Voting behaviour made sense in only one poll.
Well, the Day After had to arrive. As difficult as it was (and is) to imagine, someone had to win.
Baffled as Trafalgar
OK, Brexit was a punting shock. But for those of you who still thought Hillary would win, you may find yourself quite perturbed today. And if you bet that Hillary would win, then you definitely are perturbed.
But no matter how much you bet, you are not as perturbed as the woman who placed £450,000 pounds on Hillary. Nor as perturbed as Paddy Power, nor the recipients to whom the betting parlour giant paid out £800,000 in advance on October 18th for betting on Hillary...
And in light of the fact that before the elections, calculations confirmed in news reports that a Trump victory would comprise the largest payout in Presidential betting history, not as perturbed as the rest of the bookies around the world who extended such long odds for Trump punters...

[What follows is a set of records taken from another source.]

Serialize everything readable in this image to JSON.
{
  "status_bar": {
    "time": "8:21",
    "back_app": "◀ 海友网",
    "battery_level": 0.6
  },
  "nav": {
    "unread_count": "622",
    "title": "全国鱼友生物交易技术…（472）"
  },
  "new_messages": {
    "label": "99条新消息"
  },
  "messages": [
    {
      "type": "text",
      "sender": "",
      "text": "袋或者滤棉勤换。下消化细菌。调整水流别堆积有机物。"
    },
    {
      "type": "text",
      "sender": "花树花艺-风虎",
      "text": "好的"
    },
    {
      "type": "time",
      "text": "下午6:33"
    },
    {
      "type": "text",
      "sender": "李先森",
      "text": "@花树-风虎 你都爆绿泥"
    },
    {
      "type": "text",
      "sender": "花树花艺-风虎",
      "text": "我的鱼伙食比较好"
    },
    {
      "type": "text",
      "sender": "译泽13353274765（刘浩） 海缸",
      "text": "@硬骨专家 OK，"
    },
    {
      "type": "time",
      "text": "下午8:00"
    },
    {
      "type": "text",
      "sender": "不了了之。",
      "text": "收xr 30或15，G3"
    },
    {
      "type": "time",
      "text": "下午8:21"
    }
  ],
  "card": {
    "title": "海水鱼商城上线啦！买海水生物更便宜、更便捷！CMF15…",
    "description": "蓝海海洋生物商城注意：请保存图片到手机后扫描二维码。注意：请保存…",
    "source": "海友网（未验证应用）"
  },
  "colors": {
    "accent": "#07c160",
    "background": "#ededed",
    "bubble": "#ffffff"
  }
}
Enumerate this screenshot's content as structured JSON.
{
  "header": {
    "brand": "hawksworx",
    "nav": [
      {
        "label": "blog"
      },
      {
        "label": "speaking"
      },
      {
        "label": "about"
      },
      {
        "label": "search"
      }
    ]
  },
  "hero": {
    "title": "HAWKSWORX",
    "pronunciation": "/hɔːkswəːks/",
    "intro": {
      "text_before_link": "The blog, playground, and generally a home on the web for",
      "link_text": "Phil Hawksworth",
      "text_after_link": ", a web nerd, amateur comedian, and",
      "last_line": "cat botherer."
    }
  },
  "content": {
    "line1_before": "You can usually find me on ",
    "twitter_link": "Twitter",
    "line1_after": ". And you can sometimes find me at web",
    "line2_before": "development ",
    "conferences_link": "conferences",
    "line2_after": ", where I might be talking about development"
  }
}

Nor as perturbed as global investors, who are watching global stock markets drop across the boards with the unpredicted (and thus unpredictable) result...
Nor as perturbed as the Mexican government, whom immediately watched their Mexican peseta tank because of the Donald’s extreme statements about border immigration enforcement that gained him notoriety in the infancy of his campaign...
Nor as perturbed as I—because Hillary’s win was part of my master plan for Trump to be ousted in the general election, and then Hillary to be ousted during the Presidency, at which point an appropriate candidate could have taken the reigns by forfeit.
As for the true implications for Presidential betting? Let’s just say it is proving far more difficult pastime than sports betting.
If multiple horses run at various odds all relatively accurate based on previous performance and current track conditions, and sporting points spreads are so close it is uncanny, then how can the rapidly growing field of Presidential betting miss so badly? Bloody but unbowed, let’s try to pick up the pieces.
As far as common sense betting on voter behaviour, Hillary had the edge for me, most of all because she is actually a politician. Combine that with the fact that I like many-but-not-as-many-as-I-originally-thought honestly believed that the election of Obama had done away with the possibility of discrimination actually swaying voting outcomes, Hillary indeed appeared to be the safe bet that polling organizations and bookies made her out to be.
Safety Not Guaranteed
Alas, wagering on the Presidential election proved out to be anything but safe. There was one x-factor publicly thrown into the mix in the final fortnight to threaten Hillary’s lead: the public announcement by FBI Director Comey of the launch of Email-gate Part Deux: a new investigation into Hillary’s previous choice of servers.
Court of Public Opinion
Was a redundant-appearing FBI investigation really enough to siphon off significant votes at this late stage? Hard to imagine, since no public reports of any wrongdoing by Hillary have actually come out, and no charges filed nor substantive accusations levied.
Who Picked It?
A better question in relation to Presidential betting: did anyone get the results right? Well as luck would have it, the innovative LA Times-USC polling system had it nailed the whole time.
According to the procedures detailed on their website, it looks as if the Times-USC poll was far more vigilant in monitoring potential changes in both opinion and voting behaviour than any other polls, rendering the predictions of all other pre-election polling systems seemingly static.
What We Can Learn
The accuracy of the Times-USC poll clearly exposed the bugs of other current Presidential polling and Presidential oddsmaking systems that do not exist in sports odds formulation.
Any reliance on general polling system data needs to be redirected to the features from the individually superior Times-USC poll which clearly recognized, measured and accounted for voter context most effectively.